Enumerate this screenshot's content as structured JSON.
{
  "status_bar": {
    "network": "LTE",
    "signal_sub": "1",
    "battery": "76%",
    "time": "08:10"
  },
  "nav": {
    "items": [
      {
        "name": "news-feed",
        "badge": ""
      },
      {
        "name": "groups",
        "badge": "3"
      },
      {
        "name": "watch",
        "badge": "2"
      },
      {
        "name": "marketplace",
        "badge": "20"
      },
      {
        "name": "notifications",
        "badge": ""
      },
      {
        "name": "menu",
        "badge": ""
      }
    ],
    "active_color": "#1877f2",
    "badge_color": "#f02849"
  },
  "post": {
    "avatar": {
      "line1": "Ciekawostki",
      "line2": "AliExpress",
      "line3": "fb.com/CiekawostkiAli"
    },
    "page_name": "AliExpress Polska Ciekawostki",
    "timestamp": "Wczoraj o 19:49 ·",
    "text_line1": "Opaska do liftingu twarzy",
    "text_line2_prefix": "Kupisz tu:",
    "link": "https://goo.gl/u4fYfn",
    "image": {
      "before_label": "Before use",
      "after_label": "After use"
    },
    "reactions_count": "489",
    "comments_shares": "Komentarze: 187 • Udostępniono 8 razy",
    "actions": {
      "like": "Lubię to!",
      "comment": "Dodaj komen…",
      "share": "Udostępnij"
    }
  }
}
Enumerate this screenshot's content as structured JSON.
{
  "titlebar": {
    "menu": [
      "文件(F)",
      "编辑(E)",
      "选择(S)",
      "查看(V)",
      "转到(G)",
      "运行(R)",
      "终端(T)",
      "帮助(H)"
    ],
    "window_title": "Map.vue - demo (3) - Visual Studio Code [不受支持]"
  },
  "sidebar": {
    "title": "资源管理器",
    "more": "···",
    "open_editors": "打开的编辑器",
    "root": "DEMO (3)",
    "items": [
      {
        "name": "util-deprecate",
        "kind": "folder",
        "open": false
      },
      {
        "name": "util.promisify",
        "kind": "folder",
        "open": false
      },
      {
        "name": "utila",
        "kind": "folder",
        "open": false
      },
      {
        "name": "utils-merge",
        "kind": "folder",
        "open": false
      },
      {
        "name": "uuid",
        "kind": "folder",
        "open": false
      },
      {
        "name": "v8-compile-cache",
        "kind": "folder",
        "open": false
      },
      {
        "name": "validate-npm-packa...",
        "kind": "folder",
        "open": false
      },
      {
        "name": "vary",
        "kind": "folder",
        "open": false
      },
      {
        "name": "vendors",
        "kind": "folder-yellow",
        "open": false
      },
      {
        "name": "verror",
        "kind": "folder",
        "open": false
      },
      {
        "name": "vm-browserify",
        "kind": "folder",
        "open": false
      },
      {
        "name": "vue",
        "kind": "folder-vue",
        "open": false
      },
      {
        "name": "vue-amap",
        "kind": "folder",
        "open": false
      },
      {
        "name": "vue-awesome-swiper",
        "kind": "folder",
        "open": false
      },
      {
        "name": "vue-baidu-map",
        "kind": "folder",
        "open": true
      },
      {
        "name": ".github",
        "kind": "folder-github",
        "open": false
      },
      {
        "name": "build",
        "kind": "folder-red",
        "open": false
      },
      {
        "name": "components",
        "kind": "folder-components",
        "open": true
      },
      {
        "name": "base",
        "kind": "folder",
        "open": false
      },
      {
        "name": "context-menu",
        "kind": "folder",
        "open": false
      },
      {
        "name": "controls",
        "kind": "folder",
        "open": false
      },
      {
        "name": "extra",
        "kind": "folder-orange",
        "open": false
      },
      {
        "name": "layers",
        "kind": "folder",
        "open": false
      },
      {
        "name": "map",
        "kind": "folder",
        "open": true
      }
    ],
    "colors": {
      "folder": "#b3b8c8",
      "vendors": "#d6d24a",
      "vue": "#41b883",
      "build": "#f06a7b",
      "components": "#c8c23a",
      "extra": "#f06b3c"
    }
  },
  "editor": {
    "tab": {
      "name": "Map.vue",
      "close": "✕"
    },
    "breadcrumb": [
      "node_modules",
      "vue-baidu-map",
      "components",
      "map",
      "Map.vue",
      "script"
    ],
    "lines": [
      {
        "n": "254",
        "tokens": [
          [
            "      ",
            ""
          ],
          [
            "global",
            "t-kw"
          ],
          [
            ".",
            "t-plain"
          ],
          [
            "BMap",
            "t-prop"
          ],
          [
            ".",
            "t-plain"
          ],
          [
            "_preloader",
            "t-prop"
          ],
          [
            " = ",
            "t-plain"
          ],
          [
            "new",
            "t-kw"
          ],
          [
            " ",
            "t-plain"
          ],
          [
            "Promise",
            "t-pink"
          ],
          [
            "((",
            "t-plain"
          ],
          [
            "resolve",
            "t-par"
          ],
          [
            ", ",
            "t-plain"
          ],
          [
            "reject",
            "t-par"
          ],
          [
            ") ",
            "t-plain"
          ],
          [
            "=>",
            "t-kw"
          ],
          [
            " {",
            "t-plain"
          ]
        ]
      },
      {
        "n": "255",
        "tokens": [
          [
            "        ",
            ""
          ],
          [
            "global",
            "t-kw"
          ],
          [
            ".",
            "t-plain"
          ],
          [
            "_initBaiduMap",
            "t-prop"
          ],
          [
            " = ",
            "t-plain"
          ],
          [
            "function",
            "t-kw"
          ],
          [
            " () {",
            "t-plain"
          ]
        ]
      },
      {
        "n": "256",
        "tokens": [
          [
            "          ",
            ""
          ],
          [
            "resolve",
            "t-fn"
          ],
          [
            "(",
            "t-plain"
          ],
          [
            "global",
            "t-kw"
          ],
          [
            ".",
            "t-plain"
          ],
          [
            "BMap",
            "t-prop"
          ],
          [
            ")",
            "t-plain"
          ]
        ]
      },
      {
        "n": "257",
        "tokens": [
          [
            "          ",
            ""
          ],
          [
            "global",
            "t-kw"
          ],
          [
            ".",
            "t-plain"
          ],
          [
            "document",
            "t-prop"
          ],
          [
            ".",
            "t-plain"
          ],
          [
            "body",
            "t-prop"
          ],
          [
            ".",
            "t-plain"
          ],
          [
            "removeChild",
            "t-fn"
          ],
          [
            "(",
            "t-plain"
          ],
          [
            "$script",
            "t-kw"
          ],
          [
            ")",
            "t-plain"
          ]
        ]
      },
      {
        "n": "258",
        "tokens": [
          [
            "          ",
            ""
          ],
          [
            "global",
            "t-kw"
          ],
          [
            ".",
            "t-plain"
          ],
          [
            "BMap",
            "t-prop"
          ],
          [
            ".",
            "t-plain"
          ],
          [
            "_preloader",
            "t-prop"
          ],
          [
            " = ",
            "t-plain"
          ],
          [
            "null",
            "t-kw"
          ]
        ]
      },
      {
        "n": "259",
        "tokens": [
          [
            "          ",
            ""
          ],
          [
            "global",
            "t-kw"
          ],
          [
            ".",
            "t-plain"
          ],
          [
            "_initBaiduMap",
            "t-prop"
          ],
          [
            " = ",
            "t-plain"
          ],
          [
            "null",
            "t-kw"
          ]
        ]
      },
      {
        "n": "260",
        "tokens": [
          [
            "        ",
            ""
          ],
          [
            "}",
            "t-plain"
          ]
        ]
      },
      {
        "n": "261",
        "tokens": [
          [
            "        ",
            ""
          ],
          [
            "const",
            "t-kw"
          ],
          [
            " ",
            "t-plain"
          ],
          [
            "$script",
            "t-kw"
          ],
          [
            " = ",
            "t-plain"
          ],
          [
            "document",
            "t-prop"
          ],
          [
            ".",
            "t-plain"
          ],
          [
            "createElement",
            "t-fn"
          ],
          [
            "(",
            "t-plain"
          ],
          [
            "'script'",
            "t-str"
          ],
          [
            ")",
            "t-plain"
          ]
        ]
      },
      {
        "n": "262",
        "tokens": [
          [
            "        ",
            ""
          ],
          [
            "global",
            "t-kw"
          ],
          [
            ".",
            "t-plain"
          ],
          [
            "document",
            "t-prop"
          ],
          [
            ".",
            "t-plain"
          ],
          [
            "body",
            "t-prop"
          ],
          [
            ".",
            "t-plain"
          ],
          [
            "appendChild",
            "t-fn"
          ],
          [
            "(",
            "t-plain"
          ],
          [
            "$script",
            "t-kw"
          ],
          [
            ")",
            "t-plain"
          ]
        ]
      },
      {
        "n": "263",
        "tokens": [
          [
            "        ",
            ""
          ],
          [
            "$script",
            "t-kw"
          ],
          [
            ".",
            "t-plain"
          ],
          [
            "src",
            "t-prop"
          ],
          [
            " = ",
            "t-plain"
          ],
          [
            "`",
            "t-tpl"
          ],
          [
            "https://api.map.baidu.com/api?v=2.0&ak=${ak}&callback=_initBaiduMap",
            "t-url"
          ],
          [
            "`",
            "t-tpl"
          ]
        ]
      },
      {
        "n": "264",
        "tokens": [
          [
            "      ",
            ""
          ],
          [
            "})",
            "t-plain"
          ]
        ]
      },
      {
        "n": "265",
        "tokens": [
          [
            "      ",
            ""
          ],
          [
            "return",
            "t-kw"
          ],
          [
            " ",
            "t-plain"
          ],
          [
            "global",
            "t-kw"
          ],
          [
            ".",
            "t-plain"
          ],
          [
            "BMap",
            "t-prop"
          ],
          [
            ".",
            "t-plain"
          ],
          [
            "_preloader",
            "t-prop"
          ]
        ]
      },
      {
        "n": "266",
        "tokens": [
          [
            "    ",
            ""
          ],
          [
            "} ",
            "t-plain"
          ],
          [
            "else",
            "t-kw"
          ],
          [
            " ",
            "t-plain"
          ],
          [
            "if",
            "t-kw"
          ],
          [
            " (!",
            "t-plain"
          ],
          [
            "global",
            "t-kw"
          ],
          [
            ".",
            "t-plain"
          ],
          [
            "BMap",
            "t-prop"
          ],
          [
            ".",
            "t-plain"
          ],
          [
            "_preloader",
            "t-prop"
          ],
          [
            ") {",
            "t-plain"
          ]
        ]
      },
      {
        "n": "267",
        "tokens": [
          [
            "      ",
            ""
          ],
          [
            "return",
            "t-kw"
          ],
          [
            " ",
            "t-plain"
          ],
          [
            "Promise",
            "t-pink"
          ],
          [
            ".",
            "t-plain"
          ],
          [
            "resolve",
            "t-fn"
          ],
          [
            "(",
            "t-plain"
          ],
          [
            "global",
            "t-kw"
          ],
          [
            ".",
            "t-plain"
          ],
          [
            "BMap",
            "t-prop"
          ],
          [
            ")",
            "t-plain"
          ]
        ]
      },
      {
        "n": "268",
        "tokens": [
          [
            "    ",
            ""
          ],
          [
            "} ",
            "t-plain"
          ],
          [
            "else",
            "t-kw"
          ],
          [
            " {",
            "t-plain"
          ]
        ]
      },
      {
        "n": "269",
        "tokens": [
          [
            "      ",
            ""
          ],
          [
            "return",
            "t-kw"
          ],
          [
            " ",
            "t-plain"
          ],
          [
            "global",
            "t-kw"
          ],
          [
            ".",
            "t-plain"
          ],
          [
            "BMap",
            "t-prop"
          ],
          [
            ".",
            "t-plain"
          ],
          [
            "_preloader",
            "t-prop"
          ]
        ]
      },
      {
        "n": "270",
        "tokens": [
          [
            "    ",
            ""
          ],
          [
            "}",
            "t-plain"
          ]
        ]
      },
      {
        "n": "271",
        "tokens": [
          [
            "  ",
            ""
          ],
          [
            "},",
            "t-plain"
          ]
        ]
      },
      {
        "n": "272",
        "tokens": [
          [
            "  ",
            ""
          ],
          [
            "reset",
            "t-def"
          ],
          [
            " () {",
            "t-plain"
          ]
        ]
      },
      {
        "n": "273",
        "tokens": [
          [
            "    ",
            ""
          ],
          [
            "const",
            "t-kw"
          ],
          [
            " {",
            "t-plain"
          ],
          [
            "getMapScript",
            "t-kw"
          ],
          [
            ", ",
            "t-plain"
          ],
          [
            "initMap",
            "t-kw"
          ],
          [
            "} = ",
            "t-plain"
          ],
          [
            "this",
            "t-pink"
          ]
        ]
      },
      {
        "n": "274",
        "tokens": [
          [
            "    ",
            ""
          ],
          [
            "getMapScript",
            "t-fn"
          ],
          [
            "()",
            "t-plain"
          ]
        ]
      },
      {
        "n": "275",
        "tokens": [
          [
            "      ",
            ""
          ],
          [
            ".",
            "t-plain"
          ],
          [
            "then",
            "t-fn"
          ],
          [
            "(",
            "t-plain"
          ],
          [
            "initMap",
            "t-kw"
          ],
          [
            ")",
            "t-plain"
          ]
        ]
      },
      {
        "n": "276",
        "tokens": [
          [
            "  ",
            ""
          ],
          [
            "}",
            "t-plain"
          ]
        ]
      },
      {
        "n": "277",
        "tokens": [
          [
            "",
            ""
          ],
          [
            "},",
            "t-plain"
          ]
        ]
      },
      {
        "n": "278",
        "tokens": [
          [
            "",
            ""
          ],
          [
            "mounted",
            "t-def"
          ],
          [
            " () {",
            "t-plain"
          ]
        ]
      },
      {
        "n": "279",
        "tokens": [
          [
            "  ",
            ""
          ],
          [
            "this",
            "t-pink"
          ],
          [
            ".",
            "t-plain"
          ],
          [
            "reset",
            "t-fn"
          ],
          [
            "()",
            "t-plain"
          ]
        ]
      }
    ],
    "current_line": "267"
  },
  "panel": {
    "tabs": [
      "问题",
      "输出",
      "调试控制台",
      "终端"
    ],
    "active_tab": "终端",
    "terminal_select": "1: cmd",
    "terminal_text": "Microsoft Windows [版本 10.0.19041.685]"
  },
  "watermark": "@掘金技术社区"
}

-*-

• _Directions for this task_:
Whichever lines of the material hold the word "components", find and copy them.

• _Exercise response_:
        "name": "components",
        "kind": "folder-components",
      "components": "#c8c23a",
      "components",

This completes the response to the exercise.